They referred all requests for comment to remarks made by National MP Simeon Brown on TVNZ’s Breakfast on Wednesday morning, where Brown said Peters’ remarks were “ultimately up to him”.
The National Party’s silence comes as negotiations to form the next Government, one that will possibly include Peters, dragged on.
Luxon was not the only leader keeping schtum on Peters’ remarks. Act leader David Seymour, Luxon’s likely governing partner, was also reluctant to weigh in, saying he had nothing to say about Peters’ comments.
Labour, however, was happy to fill the void.
Labour MP Tangi Utikere, also appearing on TVNZ’s Breakfast, said the remarks “need to be put to his [Peters’] incoming coalition partner, Christopher Luxon, because it is very clear that Winston is likely to be part of the incoming Government”.

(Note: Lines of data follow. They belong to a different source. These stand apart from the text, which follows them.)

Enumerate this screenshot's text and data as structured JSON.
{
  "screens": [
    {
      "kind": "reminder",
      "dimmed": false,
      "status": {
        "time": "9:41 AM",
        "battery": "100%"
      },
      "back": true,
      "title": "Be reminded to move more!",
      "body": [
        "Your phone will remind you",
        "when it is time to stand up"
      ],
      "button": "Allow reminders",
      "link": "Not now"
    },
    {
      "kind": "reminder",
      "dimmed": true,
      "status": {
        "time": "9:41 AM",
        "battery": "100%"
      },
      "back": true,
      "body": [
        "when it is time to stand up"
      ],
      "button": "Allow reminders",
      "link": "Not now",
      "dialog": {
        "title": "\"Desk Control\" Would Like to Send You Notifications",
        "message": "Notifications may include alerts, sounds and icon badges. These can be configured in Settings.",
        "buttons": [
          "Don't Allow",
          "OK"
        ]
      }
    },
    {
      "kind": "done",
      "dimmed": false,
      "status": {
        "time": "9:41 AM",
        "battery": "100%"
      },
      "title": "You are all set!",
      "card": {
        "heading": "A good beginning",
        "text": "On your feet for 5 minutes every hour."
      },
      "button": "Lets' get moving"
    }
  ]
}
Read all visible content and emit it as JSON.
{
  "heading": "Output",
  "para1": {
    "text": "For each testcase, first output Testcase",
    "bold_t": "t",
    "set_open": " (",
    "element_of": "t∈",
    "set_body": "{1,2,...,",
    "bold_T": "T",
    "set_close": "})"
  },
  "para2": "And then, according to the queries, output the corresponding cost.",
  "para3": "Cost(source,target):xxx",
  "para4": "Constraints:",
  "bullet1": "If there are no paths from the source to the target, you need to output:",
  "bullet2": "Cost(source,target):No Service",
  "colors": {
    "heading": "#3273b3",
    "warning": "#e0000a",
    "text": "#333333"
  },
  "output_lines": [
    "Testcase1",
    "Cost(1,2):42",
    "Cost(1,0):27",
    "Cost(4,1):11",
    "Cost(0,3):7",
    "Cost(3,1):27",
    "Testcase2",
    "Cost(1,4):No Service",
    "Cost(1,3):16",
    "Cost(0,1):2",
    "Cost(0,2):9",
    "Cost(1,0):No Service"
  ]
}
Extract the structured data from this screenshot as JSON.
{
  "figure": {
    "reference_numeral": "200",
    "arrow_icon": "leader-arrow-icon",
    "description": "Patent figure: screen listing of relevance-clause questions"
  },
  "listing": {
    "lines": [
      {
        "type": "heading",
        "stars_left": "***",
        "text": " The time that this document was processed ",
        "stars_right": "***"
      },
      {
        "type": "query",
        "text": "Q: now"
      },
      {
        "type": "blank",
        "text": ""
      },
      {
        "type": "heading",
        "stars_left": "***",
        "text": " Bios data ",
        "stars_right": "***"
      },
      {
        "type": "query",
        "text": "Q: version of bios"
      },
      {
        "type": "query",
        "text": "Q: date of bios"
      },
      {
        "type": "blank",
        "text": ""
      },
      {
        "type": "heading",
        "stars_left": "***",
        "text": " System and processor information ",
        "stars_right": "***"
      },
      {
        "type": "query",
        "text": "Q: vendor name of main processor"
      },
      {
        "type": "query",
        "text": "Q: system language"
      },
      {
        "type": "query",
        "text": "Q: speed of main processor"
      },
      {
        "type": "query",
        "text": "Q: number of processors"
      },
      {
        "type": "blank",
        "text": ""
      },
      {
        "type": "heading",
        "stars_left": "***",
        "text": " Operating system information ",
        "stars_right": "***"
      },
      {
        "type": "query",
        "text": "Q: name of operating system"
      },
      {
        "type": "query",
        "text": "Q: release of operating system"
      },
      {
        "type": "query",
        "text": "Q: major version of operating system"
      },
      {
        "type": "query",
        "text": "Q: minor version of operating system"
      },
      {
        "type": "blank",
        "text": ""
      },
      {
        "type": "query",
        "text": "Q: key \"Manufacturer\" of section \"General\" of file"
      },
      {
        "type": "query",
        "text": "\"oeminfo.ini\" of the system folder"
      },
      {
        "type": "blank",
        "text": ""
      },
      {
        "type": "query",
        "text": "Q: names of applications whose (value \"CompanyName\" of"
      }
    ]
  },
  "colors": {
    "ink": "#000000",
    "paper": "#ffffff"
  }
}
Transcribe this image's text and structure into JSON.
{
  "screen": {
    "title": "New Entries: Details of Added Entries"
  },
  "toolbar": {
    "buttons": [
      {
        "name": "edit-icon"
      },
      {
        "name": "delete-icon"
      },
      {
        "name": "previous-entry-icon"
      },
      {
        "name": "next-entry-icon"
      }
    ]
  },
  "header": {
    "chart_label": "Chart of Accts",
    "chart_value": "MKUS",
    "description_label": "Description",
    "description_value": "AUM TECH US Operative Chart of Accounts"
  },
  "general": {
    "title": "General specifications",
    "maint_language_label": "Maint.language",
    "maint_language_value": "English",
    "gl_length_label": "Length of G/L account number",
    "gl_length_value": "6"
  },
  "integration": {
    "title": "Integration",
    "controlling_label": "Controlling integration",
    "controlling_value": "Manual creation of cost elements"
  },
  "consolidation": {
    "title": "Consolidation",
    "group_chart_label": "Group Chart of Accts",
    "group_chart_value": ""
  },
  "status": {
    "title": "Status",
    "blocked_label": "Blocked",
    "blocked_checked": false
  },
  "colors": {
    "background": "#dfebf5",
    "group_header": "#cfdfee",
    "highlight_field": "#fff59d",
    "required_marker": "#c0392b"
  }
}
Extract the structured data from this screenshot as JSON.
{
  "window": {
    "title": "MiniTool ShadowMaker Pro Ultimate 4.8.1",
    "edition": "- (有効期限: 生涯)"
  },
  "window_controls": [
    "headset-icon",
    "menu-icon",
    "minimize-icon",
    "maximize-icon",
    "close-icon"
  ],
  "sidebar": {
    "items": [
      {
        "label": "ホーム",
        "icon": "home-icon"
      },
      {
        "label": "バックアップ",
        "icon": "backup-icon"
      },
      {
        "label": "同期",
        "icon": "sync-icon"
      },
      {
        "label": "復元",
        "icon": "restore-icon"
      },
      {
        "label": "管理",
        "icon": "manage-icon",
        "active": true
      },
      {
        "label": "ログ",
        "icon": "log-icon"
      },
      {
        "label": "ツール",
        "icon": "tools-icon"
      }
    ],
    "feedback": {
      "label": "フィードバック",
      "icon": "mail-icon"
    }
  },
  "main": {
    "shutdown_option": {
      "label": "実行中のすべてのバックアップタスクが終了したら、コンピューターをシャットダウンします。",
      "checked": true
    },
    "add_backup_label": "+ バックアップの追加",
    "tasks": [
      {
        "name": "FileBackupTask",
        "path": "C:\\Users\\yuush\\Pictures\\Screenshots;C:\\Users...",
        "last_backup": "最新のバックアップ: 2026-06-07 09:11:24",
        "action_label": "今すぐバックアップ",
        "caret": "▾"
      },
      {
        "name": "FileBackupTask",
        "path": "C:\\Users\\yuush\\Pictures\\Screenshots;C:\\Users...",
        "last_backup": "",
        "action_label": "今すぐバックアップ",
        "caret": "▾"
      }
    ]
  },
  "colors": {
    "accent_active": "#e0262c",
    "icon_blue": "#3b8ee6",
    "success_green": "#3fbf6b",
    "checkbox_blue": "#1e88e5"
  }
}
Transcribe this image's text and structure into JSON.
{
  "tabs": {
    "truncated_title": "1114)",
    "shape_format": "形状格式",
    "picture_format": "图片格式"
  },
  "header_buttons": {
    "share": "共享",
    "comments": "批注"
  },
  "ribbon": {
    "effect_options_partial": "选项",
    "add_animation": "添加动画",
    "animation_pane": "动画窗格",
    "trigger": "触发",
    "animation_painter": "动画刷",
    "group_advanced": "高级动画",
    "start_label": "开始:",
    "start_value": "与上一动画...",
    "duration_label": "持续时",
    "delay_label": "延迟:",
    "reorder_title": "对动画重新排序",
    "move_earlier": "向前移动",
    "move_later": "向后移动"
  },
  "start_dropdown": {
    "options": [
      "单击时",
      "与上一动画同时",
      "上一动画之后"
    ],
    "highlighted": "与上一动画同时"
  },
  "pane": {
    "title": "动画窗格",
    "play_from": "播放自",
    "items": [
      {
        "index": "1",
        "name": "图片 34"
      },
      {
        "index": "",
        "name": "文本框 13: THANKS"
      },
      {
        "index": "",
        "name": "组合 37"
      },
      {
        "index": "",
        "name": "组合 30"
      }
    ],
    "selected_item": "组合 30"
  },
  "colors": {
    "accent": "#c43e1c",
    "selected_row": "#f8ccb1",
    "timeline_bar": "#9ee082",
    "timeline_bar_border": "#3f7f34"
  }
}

Utikere said it was “a prime example as to the type of behaviour” that caused Labour PM Chris Hipkins to rule out working with NZ First.
The saga began on Wednesday night, when Peters posted to X (formerly Twitter), “We waited until today to find out, for the first time, that the Prime Minister’s Office received information about the March 15 terrorist attack before the massacre took place”.
The tweet was a response to the March 15 coronial inquest, which that day had heard evidence about an email from the terrorist, Brenton Tarrant, to the office of then-Prime Minister Dame Jacinda Ardern.
The inquest heard the email and manifesto landed in a generic inbox for Ardern at 1.33pm.
The email spurred the Prime Minister’s Office at the time to contact parliamentary security, who alerted the police at 1.39pm.
At 1.40pm, Tarrant stormed into the Al Noor Mosque on Deans Ave and started shooting at men, women and children gathered for Friday prayers.
Peters’ post is incorrect. The inquest was not the first day the public or Peters were made aware of the email.
Ardern briefed the public about the email and what her office did with it in a Beehive press conference on March 17, 2019, two days after the attack.
The Herald first published that the Prime Minister’s Office received the email and manifesto at 9.01pm on March 16.
The office of Prime Minister Chris Hipkins said on Wednesday that Peters’ post was “completely inaccurate” and should be removed with a correction posted.
Peters, however, later said in a follow-up post that he should have been told of the email when Ardern called him about the massacre on March 15, rather than waiting for him to discover it in a press conference.
“Not once were we transparently informed of this information – such as the phone call her office made to the police – despite the obvious expectation and clear opportunity,” Peters said.
The paper trail showing precisely when Peters became aware of the email is unclear, however, NZ First staff were in meetings with Labour staff late into the night on March 15, in which the email is likely to have been discussed.
Peters told the Herald yesterday that the response to the March 15 attack compared to the Lynn Mall terror attack committed by Ahamed Aathil Mohamed Samsudeen in 2021.
Samsudeen – who was under round-the-clock surveillance by police – was shot dead by members of the Special Tactics Group shortly after his attack began.
“Remember this other case? This guy should have been expelled from the country. Why wasn’t he? No one is going to be able to answer that question.
“How is he still in the country when he should have been expelled from it? Washing our hands as though we are trying our best. This won’t do for an answer,” Peters said.
Peters has continued to tweet, posting more attacks on the Labour-led Government at 11.08pm on Wednesday night, and another attack at 5.28 on Thursday.
“The gaslighting media can’t defend the facts out today that vital information of the locations of the terrorist attacks were known by the Prime Minister’s Office before it happened – yet the PM the next day said the police couldn’t act because they didn’t have that detail. The mosques weren’t even warned.
“This was my point about critical information not being passed on,” Peters posted.
This is also incorrect. The Royal Commission into the attacks said the email did not specify targets, however page eight of the 74-page manifesto that was attached to the email did identify masjid in Christchurch, Linwood (a suburb of Christchurch) and Ashburton as targets.
The Royal Commission concluded: “The email to the Parliamentary Service was received too late to enable disruption of the terrorist attack. None of the other information held by public sector agencies could or should have alerted them to the terrorist attack.”
Meanwhile, the clock counts down to the formation of the next Government. Friday marks one week until the publication of the final count of the election, including special votes. Those numbers will determine whether Peters is needed for National to form a Government, or whether Peters is only required to ensure what would likely be a thin National-Act majority.
Thomas Coughlan is deputy political editor and covers politics from Parliament. He has worked for the Herald since 2021 and has worked in the press gallery since 2018.
For more from Thomas Coughlan, listen to On the Tiles, the Herald’s politics podcast.